The type rule for creating a compartment is:

if and
then
 where
  for fresh .

Note:

  • this is the first type rule which has changed the state of the JS context from to ,

  • although can access data, cannot: this is necessary for safety, since the global does not yet have any data attached to it, so accessing it would be undefined behaviour,

  • only has lifetime , so we do not have two JS contexts live simultaneously,

  • has entered the compartment , and has the permission to create new objects in ,

  • has the permission , which allows the global to be initialized with native data of type .

The type rule for initializing a compartment is:

if and and
then
 where

4.3. Entering a compartment

Given a JS-managed reference x, we can enter its compartment with cx.enter_known_compartment(x). This returns a JS context whose current compartment is that of x. For example, given a JS-managed reference x, we can create a new JS-managed reference in the same compartment with:

  let ref mut cx = cx.enter_known_compartment(x);
  let y = cx.manage(String::from("hello"));

This has type rule:

if and
and and
then
 where

4.4. Wildcard compartments

Working with named compartments is fine when there is a fixed number of them, but not when the number of compartments is unbounded. For example, the type Vec<JSManaged<C, T>>

contains a vector of managed objects, all in the same compartment, but sometimes you need a vector of objects in different compartments. This is the same problem that existential polymorphism 

(expoly, ), and in particular Java wildcards (jls, , §8.1.2) is designed to solve, and we adopt a similar approach.

The wildcard is called SOMEWHERE, which we will often abbreviate as . refers to JS-managed data whose compartment is unknown. For example Vec<JSManaged<?, T>> contains a vector of managed objects, which may all be in different compartments.

To create a wildcard, we use , with type rule:

if then

Entering a wildcard compartment is the same as for a known compartment, but renames the compartment to a fresh name:

if and
and
then
 where
  for fresh .

We also have a function of type , which gives access to in its newly named compartment. Note that access to data in a wildcard compartment is not allowed (in the type system this is enforced since we do not have ), for example:

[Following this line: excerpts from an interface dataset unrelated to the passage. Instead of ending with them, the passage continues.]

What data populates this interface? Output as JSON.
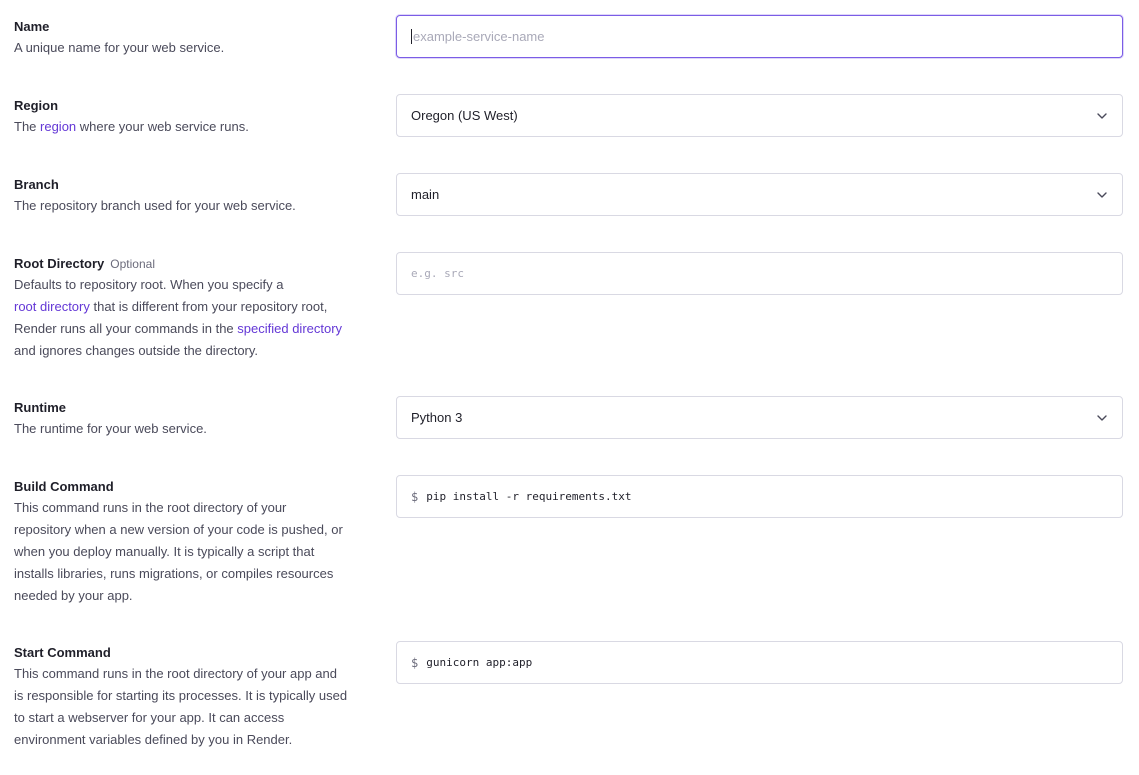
{
  "fields": {
    "name": {
      "label": "Name",
      "desc": "A unique name for your web service.",
      "placeholder": "example-service-name",
      "value": ""
    },
    "region": {
      "label": "Region",
      "desc_pre": "The ",
      "desc_link": "region",
      "desc_post": " where your web service runs.",
      "value": "Oregon (US West)"
    },
    "branch": {
      "label": "Branch",
      "desc": "The repository branch used for your web service.",
      "value": "main"
    },
    "root_directory": {
      "label": "Root Directory",
      "optional": "Optional",
      "desc_line1": "Defaults to repository root. When you specify a",
      "desc_link1": "root directory",
      "desc_mid": " that is different from your repository root,",
      "desc_line3_pre": "Render runs all your commands in the ",
      "desc_link2": "specified directory",
      "desc_line4": "and ignores changes outside the directory.",
      "placeholder": "e.g. src"
    },
    "runtime": {
      "label": "Runtime",
      "desc": "The runtime for your web service.",
      "value": "Python 3"
    },
    "build_command": {
      "label": "Build Command",
      "desc_lines": [
        "This command runs in the root directory of your",
        "repository when a new version of your code is pushed, or",
        "when you deploy manually. It is typically a script that",
        "installs libraries, runs migrations, or compiles resources",
        "needed by your app."
      ],
      "prefix": "$",
      "value": "pip install -r requirements.txt"
    },
    "start_command": {
      "label": "Start Command",
      "desc_lines": [
        "This command runs in the root directory of your app and",
        "is responsible for starting its processes. It is typically used",
        "to start a webserver for your app. It can access",
        "environment variables defined by you in Render."
      ],
      "prefix": "$",
      "value": "gunicorn app:app"
    }
  },
  "icons": {
    "dropdown": "chevron-down-icon"
  },
  "colors": {
    "link": "#6438d6",
    "focus_border": "#7b5ce6"
  }
}
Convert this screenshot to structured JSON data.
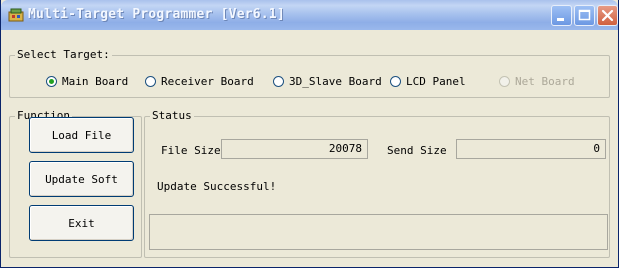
{
  "window": {
    "title": "Multi-Target Programmer [Ver6.1]"
  },
  "select_target": {
    "title": "Select Target:",
    "options": [
      {
        "label": "Main Board",
        "selected": true,
        "enabled": true
      },
      {
        "label": "Receiver Board",
        "selected": false,
        "enabled": true
      },
      {
        "label": "3D_Slave Board",
        "selected": false,
        "enabled": true
      },
      {
        "label": "LCD Panel",
        "selected": false,
        "enabled": true
      },
      {
        "label": "Net Board",
        "selected": false,
        "enabled": false
      }
    ]
  },
  "function": {
    "title": "Function",
    "buttons": [
      "Load File",
      "Update Soft",
      "Exit"
    ]
  },
  "status": {
    "title": "Status",
    "file_size_label": "File Size:",
    "file_size_value": "20078",
    "send_size_label": "Send Size",
    "send_size_value": "0",
    "message": "Update Successful!",
    "progress_value": 0
  },
  "icons": {
    "app": "programmer-chip-icon",
    "minimize": "minimize-icon",
    "maximize": "maximize-icon",
    "close": "close-icon"
  },
  "colors": {
    "title_bar": "#a8c2ee",
    "close_button": "#d0603f",
    "window_face": "#ece9d8",
    "radio_selected": "#21a121"
  }
}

  fn example<S>(cx: &mut JSContext<S>, x: JSManaged<SOMEWHERE, String>) where
    S: CanAccess,
  {
    // We can’t access x without first entering its compartment.
    // Commenting out the next two lines gives an error
    // the trait ‘Compartment‘ is not implemented for ‘SOMEWHERE‘.
    let ref mut cx = cx.enter_unknown_compartment(x);
    let x = cx.entered();
    println!("Hello, {}.", x.borrow(cx));
  }

5. Conclusions

The contributions of this work are:

  • an implementation of the ideas in  (l3, ) to mixed linear/non-linear programming (mixed, ), where the languages being mixed are Rust and JavaScript,

  • a treatment of garbage collection (rather than region-based memory management) for such a system, and

  • a treatment of how operations such as accessing, mutating, and rooting can change the lifetimes of objects.

The main item left for future work is formalizing the approach described here: memory safety is conjectured, but not proved formally.

There are some aspects of the API which need more investigation:

  • Other JavaScript engines take a different approach to rooting, notably V8 handle scopes (v8-embedding, ), which have different trade-offs. In terms of this paper, the roots are attached to the JS context, rather than stored on the stack. It would be interesting to compare these approaches.

  • Josephine uses phantom types to track which compartment memory is allocated in, but does not support features such as cross-compartment wrappers (compartments, ), which allow references between compartments.

  • In this paper, we have just used the SpiderMonkey runtime engine for its garbage collector, but it is a full-featured JavaScript engine, and it would be good to provide safe access to executing JS code. This would be simpler to achieve if there were a JS type system to generate bindings from, such as TypeScript (typescript, ).

The distribution includes some simple examples such as doubly-linked lists and a stripped-down DOM, but more examples are needed to see if the API is usable for practical code.

References